[Note: I’ve been back on the farm since Monday, but still have a couple of posts I need to compile and post. This is from Nov 15th]
I’m spent. Sure, I’m spent every day, but today is a new shade of spent, a new angle on the feeling of being “done.” Past days, it was a sun/paddle/snorkel/sun/paddle/snorkel routine that left me feeling desiccated, no matter how much water I forced down my gullet. No matter that we were immersed in water, water everywhere, and even with as many drops, and cups and water bottles full to drink, it seemed to pass through me, leaving me feeling, at the end of the day like a damp piece of beef jerky.
The heat – even yesterday, the heat was staggering. But this morning, the rains that come every night never let up, and continued on through the day.

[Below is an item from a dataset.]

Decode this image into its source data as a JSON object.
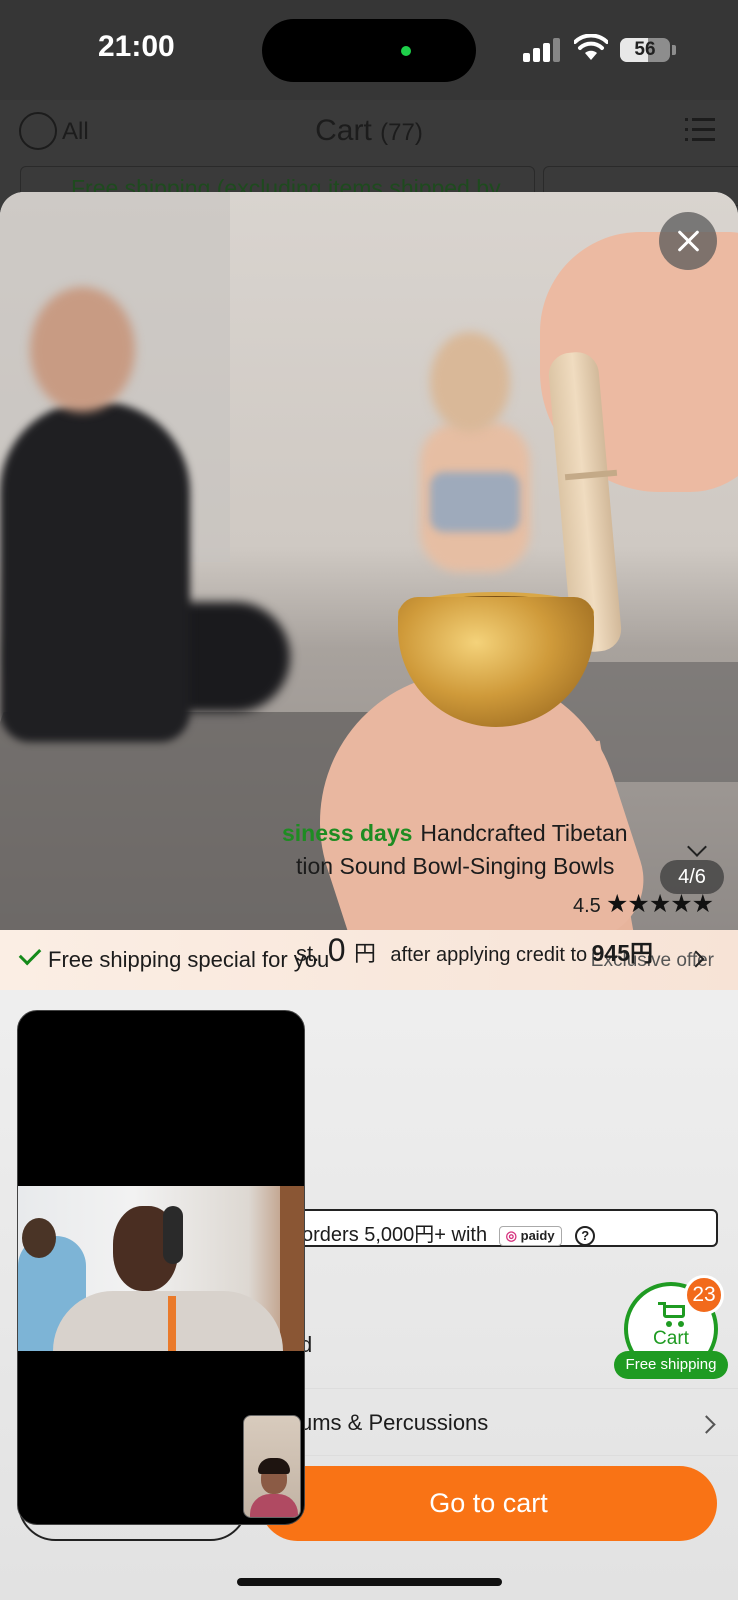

It drizzled, bucketed, lashed, and sometimes merely rained. Fresh water on the sea, tiny drops rebounding improbably when they hit, reflecting and refracting the gray above to make the sea a dark sky of four-point stars twinkling below us as we plowed along in our plastic spaceships.
It was a warm rain by Pacific Northwest standards, but it was relentless, and that relentlessness can sap you as surely as the cold. It hammered the tin roof of the ranger station on Eil Malk Island, bracing for our hike to the interior where we were to swim in the fabled Jellyfish Lake. Chilled the surface of the lake itself – if you dove down, deeper and deeper past the millions of moon jellies and golden jellies, it got warm, then even hot. Unnervingly hot. But you always had to return to the surface, and the relentless tap tap tapping of the rain.
And after the dive, after the hike, after some more paddling and another short hike, three more miles of open water against the wind, back to camp. Stops along the way, giant clams to dive among, stilling the movie-borne imaginations of one snapping closed on a wayward hand of foot and trapping you down there, down there where it was warm and silent. I kept my distance.
But when your breath was done, there was no choice but to return to the surface, to the lashing wind and waves, to the kayaks lashed together offshore.
Came time for the final dash back to camp, Cap’n Jeff brought the boat over, with the option of ferrying us. But to sit still in that wind? Most of us chose the heat of pumping arms, pumping blood, powering ourselves across the strait, swells crashing over our tiny plastic bows. We were warm again by landfall, dragging our boats up on the sand, then a little farther so that high tide wouldn’t take them.
We stumbled out of our wet clothes into mercifully dry towels after a cold shower (solar, you see) to take the salt off. All I needed then was a dry change of clothes and a quiet still place in which to sit and write. The now-familiar behind the scenes evening bustle continued as an indistinct light faded to darker gray: Ludy directing work around the outdoor camp kitchen, Adam and JD securing tarps to where tents have been taking the brunt of the wind and rain. As I sit and write, the oily scent of citronella is cut with snatches of cooking meat – warm and rich in unfamiliar spice. My urge is to jump up and try to help – with the tarps, with the table, with anything. I like to think that’s my nature: to try and help. But tonight? Tonight I have nothing left.